Dataset records
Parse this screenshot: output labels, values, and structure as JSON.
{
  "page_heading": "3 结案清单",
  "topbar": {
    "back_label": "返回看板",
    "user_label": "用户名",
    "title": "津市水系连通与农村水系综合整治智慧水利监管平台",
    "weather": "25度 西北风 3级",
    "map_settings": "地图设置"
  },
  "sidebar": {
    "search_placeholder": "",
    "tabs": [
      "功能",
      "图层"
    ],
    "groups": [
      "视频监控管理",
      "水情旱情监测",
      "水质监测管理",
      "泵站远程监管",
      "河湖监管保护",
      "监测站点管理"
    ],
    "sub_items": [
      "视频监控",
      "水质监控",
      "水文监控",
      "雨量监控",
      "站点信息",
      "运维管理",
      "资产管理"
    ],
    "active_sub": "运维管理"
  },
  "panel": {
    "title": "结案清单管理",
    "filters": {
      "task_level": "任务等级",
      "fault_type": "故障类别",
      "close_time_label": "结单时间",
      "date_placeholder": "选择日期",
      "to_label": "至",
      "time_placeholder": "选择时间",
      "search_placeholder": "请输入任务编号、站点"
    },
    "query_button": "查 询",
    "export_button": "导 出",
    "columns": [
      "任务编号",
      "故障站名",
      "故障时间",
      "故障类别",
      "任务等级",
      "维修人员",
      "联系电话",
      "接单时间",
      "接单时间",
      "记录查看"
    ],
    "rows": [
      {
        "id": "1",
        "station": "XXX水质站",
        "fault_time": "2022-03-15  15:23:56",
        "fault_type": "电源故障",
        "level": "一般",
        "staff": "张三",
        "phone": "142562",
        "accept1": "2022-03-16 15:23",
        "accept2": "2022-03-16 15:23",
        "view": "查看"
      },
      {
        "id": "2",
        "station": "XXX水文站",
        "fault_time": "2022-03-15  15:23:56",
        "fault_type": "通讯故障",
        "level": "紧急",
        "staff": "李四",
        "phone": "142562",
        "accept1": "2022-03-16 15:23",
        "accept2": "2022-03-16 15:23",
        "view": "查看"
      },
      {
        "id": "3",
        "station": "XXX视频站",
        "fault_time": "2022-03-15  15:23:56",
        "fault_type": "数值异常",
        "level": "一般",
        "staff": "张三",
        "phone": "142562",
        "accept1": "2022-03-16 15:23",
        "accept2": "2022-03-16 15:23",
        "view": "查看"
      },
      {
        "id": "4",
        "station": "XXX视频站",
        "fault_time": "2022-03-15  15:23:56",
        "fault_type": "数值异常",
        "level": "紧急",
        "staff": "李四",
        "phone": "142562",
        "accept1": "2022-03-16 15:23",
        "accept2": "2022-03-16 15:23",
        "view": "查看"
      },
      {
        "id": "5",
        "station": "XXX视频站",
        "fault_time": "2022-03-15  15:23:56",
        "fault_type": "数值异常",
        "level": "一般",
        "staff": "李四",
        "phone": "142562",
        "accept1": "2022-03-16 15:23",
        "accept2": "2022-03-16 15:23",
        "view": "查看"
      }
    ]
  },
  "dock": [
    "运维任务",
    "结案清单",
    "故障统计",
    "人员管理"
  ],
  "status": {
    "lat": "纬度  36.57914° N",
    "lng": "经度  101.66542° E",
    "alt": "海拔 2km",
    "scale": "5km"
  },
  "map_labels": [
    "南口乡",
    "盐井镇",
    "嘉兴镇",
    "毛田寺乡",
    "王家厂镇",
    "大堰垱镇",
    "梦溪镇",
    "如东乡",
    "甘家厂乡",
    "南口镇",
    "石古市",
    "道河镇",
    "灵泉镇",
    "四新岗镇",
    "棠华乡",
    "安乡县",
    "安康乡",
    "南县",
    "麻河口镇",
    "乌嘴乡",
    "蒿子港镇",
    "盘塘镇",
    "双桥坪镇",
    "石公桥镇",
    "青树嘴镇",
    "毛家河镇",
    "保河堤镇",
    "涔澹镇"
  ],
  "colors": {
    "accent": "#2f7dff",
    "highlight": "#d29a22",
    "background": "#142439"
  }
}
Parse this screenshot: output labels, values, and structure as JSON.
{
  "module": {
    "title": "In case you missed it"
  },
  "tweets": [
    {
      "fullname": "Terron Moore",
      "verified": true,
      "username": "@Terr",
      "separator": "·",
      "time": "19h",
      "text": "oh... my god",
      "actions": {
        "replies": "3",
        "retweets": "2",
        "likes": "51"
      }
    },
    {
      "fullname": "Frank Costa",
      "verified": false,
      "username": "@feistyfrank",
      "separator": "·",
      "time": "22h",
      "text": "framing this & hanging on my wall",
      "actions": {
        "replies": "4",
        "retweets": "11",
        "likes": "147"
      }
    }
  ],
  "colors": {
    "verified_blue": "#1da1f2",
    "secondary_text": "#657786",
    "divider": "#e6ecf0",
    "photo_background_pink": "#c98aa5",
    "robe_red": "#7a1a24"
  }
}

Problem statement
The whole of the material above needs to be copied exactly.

Task result
Parse this screenshot: output labels, values, and structure as JSON.
{
  "page_heading": "3 结案清单",
  "topbar": {
    "back_label": "返回看板",
    "user_label": "用户名",
    "title": "津市水系连通与农村水系综合整治智慧水利监管平台",
    "weather": "25度 西北风 3级",
    "map_settings": "地图设置"
  },
  "sidebar": {
    "search_placeholder": "",
    "tabs": [
      "功能",
      "图层"
    ],
    "groups": [
      "视频监控管理",
      "水情旱情监测",
      "水质监测管理",
      "泵站远程监管",
      "河湖监管保护",
      "监测站点管理"
    ],
    "sub_items": [
      "视频监控",
      "水质监控",
      "水文监控",
      "雨量监控",
      "站点信息",
      "运维管理",
      "资产管理"
    ],
    "active_sub": "运维管理"
  },
  "panel": {
    "title": "结案清单管理",
    "filters": {
      "task_level": "任务等级",
      "fault_type": "故障类别",
      "close_time_label": "结单时间",
      "date_placeholder": "选择日期",
      "to_label": "至",
      "time_placeholder": "选择时间",
      "search_placeholder": "请输入任务编号、站点"
    },
    "query_button": "查 询",
    "export_button": "导 出",
    "columns": [
      "任务编号",
      "故障站名",
      "故障时间",
      "故障类别",
      "任务等级",
      "维修人员",
      "联系电话",
      "接单时间",
      "接单时间",
      "记录查看"
    ],
    "rows": [
      {
        "id": "1",
        "station": "XXX水质站",
        "fault_time": "2022-03-15  15:23:56",
        "fault_type": "电源故障",
        "level": "一般",
        "staff": "张三",
        "phone": "142562",
        "accept1": "2022-03-16 15:23",
        "accept2": "2022-03-16 15:23",
        "view": "查看"
      },
      {
        "id": "2",
        "station": "XXX水文站",
        "fault_time": "2022-03-15  15:23:56",
        "fault_type": "通讯故障",
        "level": "紧急",
        "staff": "李四",
        "phone": "142562",
        "accept1": "2022-03-16 15:23",
        "accept2": "2022-03-16 15:23",
        "view": "查看"
      },
      {
        "id": "3",
        "station": "XXX视频站",
        "fault_time": "2022-03-15  15:23:56",
        "fault_type": "数值异常",
        "level": "一般",
        "staff": "张三",
        "phone": "142562",
        "accept1": "2022-03-16 15:23",
        "accept2": "2022-03-16 15:23",
        "view": "查看"
      },
      {
        "id": "4",
        "station": "XXX视频站",
        "fault_time": "2022-03-15  15:23:56",
        "fault_type": "数值异常",
        "level": "紧急",
        "staff": "李四",
        "phone": "142562",
        "accept1": "2022-03-16 15:23",
        "accept2": "2022-03-16 15:23",
        "view": "查看"
      },
      {
        "id": "5",
        "station": "XXX视频站",
        "fault_time": "2022-03-15  15:23:56",
        "fault_type": "数值异常",
        "level": "一般",
        "staff": "李四",
        "phone": "142562",
        "accept1": "2022-03-16 15:23",
        "accept2": "2022-03-16 15:23",
        "view": "查看"
      }
    ]
  },
  "dock": [
    "运维任务",
    "结案清单",
    "故障统计",
    "人员管理"
  ],
  "status": {
    "lat": "纬度  36.57914° N",
    "lng": "经度  101.66542° E",
    "alt": "海拔 2km",
    "scale": "5km"
  },
  "map_labels": [
    "南口乡",
    "盐井镇",
    "嘉兴镇",
    "毛田寺乡",
    "王家厂镇",
    "大堰垱镇",
    "梦溪镇",
    "如东乡",
    "甘家厂乡",
    "南口镇",
    "石古市",
    "道河镇",
    "灵泉镇",
    "四新岗镇",
    "棠华乡",
    "安乡县",
    "安康乡",
    "南县",
    "麻河口镇",
    "乌嘴乡",
    "蒿子港镇",
    "盘塘镇",
    "双桥坪镇",
    "石公桥镇",
    "青树嘴镇",
    "毛家河镇",
    "保河堤镇",
    "涔澹镇"
  ],
  "colors": {
    "accent": "#2f7dff",
    "highlight": "#d29a22",
    "background": "#142439"
  }
}
Parse this screenshot: output labels, values, and structure as JSON.
{
  "module": {
    "title": "In case you missed it"
  },
  "tweets": [
    {
      "fullname": "Terron Moore",
      "verified": true,
      "username": "@Terr",
      "separator": "·",
      "time": "19h",
      "text": "oh... my god",
      "actions": {
        "replies": "3",
        "retweets": "2",
        "likes": "51"
      }
    },
    {
      "fullname": "Frank Costa",
      "verified": false,
      "username": "@feistyfrank",
      "separator": "·",
      "time": "22h",
      "text": "framing this & hanging on my wall",
      "actions": {
        "replies": "4",
        "retweets": "11",
        "likes": "147"
      }
    }
  ],
  "colors": {
    "verified_blue": "#1da1f2",
    "secondary_text": "#657786",
    "divider": "#e6ecf0",
    "photo_background_pink": "#c98aa5",
    "robe_red": "#7a1a24"
  }
}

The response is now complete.